### Try it
After locating the line that contains "Decode this image" in the listing below, write out that line and every following line exactly, with no other output.

### Supplied material
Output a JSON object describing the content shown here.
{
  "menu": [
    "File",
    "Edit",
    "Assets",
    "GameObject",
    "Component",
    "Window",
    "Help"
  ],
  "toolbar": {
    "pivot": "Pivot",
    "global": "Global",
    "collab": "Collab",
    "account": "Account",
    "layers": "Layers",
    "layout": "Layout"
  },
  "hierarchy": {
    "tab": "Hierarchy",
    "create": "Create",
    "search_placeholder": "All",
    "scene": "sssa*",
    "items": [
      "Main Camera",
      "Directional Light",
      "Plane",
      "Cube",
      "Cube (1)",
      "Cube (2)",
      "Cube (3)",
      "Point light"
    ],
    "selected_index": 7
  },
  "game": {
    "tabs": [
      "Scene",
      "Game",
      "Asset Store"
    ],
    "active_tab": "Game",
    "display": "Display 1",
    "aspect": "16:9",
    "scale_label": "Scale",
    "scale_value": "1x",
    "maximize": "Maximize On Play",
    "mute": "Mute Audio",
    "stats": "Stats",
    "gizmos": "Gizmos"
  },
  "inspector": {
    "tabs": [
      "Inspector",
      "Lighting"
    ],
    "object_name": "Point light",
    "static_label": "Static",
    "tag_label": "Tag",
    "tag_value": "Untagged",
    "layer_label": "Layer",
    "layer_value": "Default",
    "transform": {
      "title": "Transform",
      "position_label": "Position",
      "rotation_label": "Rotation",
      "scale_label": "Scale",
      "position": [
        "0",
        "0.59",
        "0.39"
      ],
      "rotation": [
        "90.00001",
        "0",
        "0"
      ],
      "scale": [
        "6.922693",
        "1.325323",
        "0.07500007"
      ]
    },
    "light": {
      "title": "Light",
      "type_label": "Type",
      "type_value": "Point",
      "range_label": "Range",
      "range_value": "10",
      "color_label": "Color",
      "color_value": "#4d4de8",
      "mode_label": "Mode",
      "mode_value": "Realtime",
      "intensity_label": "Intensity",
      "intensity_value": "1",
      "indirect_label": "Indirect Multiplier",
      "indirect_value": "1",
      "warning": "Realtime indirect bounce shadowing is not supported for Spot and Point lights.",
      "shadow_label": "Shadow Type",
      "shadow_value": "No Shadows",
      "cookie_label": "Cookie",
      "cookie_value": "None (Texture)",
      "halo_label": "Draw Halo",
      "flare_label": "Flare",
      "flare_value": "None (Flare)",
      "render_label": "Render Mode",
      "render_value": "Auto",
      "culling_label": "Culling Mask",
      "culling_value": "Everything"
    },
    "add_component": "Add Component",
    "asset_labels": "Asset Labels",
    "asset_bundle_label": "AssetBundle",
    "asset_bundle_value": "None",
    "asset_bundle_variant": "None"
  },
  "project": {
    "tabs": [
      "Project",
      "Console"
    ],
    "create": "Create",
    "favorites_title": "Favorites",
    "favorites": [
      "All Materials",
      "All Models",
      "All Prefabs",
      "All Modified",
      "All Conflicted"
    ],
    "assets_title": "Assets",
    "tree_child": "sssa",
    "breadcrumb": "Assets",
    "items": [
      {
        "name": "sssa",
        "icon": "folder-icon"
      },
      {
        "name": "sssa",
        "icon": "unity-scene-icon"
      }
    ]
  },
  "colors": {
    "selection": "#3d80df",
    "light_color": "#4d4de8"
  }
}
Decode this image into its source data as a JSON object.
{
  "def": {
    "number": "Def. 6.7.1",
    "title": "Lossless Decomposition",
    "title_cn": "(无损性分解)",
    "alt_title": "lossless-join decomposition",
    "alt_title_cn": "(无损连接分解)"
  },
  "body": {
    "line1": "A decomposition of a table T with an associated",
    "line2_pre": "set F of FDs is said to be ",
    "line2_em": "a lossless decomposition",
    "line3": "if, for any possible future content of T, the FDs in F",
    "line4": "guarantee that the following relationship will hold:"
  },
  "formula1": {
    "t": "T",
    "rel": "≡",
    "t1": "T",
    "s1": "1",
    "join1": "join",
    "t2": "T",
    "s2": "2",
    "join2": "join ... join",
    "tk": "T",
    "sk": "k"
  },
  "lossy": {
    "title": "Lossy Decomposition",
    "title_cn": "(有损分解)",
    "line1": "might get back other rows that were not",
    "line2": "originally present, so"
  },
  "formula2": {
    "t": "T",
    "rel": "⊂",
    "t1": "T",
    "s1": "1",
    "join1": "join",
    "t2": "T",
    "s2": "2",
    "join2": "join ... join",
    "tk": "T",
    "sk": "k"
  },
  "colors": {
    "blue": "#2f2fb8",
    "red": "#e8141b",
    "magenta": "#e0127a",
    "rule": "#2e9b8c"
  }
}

### Result of this exercise
Decode this image into its source data as a JSON object.
{
  "def": {
    "number": "Def. 6.7.1",
    "title": "Lossless Decomposition",
    "title_cn": "(无损性分解)",
    "alt_title": "lossless-join decomposition",
    "alt_title_cn": "(无损连接分解)"
  },
  "body": {
    "line1": "A decomposition of a table T with an associated",
    "line2_pre": "set F of FDs is said to be ",
    "line2_em": "a lossless decomposition",
    "line3": "if, for any possible future content of T, the FDs in F",
    "line4": "guarantee that the following relationship will hold:"
  },
  "formula1": {
    "t": "T",
    "rel": "≡",
    "t1": "T",
    "s1": "1",
    "join1": "join",
    "t2": "T",
    "s2": "2",
    "join2": "join ... join",
    "tk": "T",
    "sk": "k"
  },
  "lossy": {
    "title": "Lossy Decomposition",
    "title_cn": "(有损分解)",
    "line1": "might get back other rows that were not",
    "line2": "originally present, so"
  },
  "formula2": {
    "t": "T",
    "rel": "⊂",
    "t1": "T",
    "s1": "1",
    "join1": "join",
    "t2": "T",
    "s2": "2",
    "join2": "join ... join",
    "tk": "T",
    "sk": "k"
  },
  "colors": {
    "blue": "#2f2fb8",
    "red": "#e8141b",
    "magenta": "#e0127a",
    "rule": "#2e9b8c"
  }
}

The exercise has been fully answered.